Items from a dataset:

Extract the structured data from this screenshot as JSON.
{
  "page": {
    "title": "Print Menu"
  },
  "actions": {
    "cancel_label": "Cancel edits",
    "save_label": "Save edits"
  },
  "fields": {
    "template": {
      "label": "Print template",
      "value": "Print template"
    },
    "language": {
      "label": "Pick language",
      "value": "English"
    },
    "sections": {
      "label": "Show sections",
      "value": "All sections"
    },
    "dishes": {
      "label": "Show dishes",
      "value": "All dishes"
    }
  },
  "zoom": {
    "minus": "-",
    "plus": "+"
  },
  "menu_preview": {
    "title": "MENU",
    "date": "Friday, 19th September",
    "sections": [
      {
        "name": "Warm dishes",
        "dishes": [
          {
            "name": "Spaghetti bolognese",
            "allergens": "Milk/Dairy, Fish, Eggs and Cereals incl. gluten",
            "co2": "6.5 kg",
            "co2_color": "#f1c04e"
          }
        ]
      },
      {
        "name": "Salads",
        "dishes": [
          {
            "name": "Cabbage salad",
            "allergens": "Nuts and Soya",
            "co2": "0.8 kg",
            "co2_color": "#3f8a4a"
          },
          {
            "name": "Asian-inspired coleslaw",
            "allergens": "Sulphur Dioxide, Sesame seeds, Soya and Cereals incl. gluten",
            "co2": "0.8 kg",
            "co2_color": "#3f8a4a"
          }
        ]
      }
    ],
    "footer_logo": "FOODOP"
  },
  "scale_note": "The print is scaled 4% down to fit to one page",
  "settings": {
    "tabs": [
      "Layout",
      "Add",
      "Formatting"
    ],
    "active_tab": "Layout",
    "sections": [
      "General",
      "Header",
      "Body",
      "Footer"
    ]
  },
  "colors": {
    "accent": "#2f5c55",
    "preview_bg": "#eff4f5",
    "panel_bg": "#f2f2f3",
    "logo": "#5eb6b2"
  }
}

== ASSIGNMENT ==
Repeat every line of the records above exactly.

== ANSWER BOX ==
Extract the structured data from this screenshot as JSON.
{
  "page": {
    "title": "Print Menu"
  },
  "actions": {
    "cancel_label": "Cancel edits",
    "save_label": "Save edits"
  },
  "fields": {
    "template": {
      "label": "Print template",
      "value": "Print template"
    },
    "language": {
      "label": "Pick language",
      "value": "English"
    },
    "sections": {
      "label": "Show sections",
      "value": "All sections"
    },
    "dishes": {
      "label": "Show dishes",
      "value": "All dishes"
    }
  },
  "zoom": {
    "minus": "-",
    "plus": "+"
  },
  "menu_preview": {
    "title": "MENU",
    "date": "Friday, 19th September",
    "sections": [
      {
        "name": "Warm dishes",
        "dishes": [
          {
            "name": "Spaghetti bolognese",
            "allergens": "Milk/Dairy, Fish, Eggs and Cereals incl. gluten",
            "co2": "6.5 kg",
            "co2_color": "#f1c04e"
          }
        ]
      },
      {
        "name": "Salads",
        "dishes": [
          {
            "name": "Cabbage salad",
            "allergens": "Nuts and Soya",
            "co2": "0.8 kg",
            "co2_color": "#3f8a4a"
          },
          {
            "name": "Asian-inspired coleslaw",
            "allergens": "Sulphur Dioxide, Sesame seeds, Soya and Cereals incl. gluten",
            "co2": "0.8 kg",
            "co2_color": "#3f8a4a"
          }
        ]
      }
    ],
    "footer_logo": "FOODOP"
  },
  "scale_note": "The print is scaled 4% down to fit to one page",
  "settings": {
    "tabs": [
      "Layout",
      "Add",
      "Formatting"
    ],
    "active_tab": "Layout",
    "sections": [
      "General",
      "Header",
      "Body",
      "Footer"
    ]
  },
  "colors": {
    "accent": "#2f5c55",
    "preview_bg": "#eff4f5",
    "panel_bg": "#f2f2f3",
    "logo": "#5eb6b2"
  }
}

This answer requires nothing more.